While there is much that is still unknown about COVID-19, the disease caused by the novel coronavirus, one reality that has become explicitly clear over the past 4 months is the pandemic’s disproportionate effect on minority populations, as well as those suffering from underlying health conditions such as chronic kidney disease (CKD).
Unfortunately, these two variables often go hand-in-hand. Long before the present pandemic, the burdens imposed by kidney disease fell heavily on America’s minority groups, and particularly African Americans, who suffer from kidney failure at far higher rates than their Caucasian counterparts. Now, with federal data showing that Black Medicare patients are nearly four times as likely to be hospitalized as a result of COVID-19, the thin veil over America’s appalling health disparities has been irrevocably lifted.
The roots of these disparities can be traced back a century, and even the most ardent racial justice advocates recognize that we cannot fix decades of structural healthcare inequality in the context of a fast-moving public health crisis. We can, however, ask our policymakers to take urgent and necessary policy steps to safeguard vulnerable patient populations and mitigate the severest effects of COVID-19 on these underserved groups, including within the kidney care community.
For starters, policymakers should prioritize the removal of onerous prior authorization requirements that stifle CKD patient access to critical treatment and care. A requirement that physicians obtain approval from an insurer before prescribing what is often medically necessary treatment, prior authorization imposes superfluous process layers on physicians and patients at a time when our healthcare system is already stretched to the limit.
Worse still, treatments for chronic diseases that fall heavily on minority populations, such as CKD, are often the most frequent subject of these prior authorization regulations. In the context of COVID-19, where immuno-compromised CKD patients already face access shortages as they self-isolate at home, continuing to impose prior authorization requirements that only delay the delivery of treatment are counterproductive and impose disproportionate burdens on our most vulnerable patient populations.
The Centers for Medicare & Medicaid Services has already taken unprecedented steps to expand patient treatment access through a slew of recently announced policy updates. By requesting that health insurance companies move to immediately waive “prior authorization” requirements for the duration of the current national emergency, the agency can continue building off the enormous progress it has made in other areas.
As kidney patients continue to abide by CDC recommendations to self-isolate at home, another challenge that arises are the dangers associated with traveling to medical facilities to receive dialysis, IV-iron infusions to treat iron anemia, and other medically necessary treatments associated with CKD that are commonly delivered in the outpatient setting.

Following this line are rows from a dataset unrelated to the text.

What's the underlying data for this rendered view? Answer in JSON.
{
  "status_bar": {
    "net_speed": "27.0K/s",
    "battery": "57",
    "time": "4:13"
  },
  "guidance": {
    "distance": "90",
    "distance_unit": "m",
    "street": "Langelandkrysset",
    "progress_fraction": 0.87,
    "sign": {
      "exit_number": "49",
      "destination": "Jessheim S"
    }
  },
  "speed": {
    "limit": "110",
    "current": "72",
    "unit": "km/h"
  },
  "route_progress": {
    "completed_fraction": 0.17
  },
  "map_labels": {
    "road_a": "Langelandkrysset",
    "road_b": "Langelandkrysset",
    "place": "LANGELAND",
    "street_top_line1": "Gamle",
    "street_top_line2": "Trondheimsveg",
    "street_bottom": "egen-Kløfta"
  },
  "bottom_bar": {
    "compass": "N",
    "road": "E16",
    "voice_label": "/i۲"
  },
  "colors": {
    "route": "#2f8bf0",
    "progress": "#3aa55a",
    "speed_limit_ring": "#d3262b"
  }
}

Reporting from The New York Times and The Washington Post has highlighted the threat of potential viral transmission that vulnerable kidney patients face at dialysis and other in-person treatment centers — a problem that will continue long after the number of confirmed coronavirus cases reaches its zenith.
Expecting already at-risk populations to congregate together in these facilities, whether dialysis or infusion centers, must be accompanied by revamped social distancing and infection control policy, as well as policy measures that ensure more patients can treat their disease in the home setting where possible.
While the stakeholders in the kidney care community have already made great strides towards increasing access to CKD treatments that can be delivered at home, such as home dialysis, more help is needed from federal policymakers to ensure vulnerable patients, particularly those covered by Medicare, can access these treatments.
On this front in particular, providing coverage under Medicare Part D for FDA-approved oral treatments for conditions associated with kidney disease would be a great way to keep vulnerable patients at home without risking exposure through visits to infusion centers or other hospital outpatient facilities.
Fortunately, lawmakers on both sides of the aisle have recognized this problem and introduced a potential legislative remedy. The Renal Anemia Innovation Support and Expansion (RAISE) Act (H.R. 8177), which was recently introduced by Reps. Larry Bucshon (R-Ind.), Tom O’Halleran (D-Ariz.), Markwayne Mullin (R-Okla.), and G.K. Butterfield (D-N.C.), would implement a minor regulatory update that would allow CKD patients to administer effective oral treatments for renal anemia in the home setting.
This simple fix, which has the backing of the nation’s leading kidney patient and physician advocacy organizations, would ensure that thousands of vulnerable patients are able to treat their renal anemia safely at home while abiding by CDC guidelines and avoiding crowded infusion centers.
Passage of the RAISE Act, wedded with other regulatory changes to support patient access to medically necessary care, would be small but significant steps forward towards strengthening America’s kidney treatment infrastructure. Now, as underserved populations who disproportionately suffer from chronic diseases such as CKD cope with the newly imposed challenges brought on by COVID-19, the federal government must take every conceivable step to streamline access to necessary and life-saving care.
Julianne Malveaux, PhD, is an economist, author, and president of economic education and president emerita of Bennett College in Greensboro, North Carolina.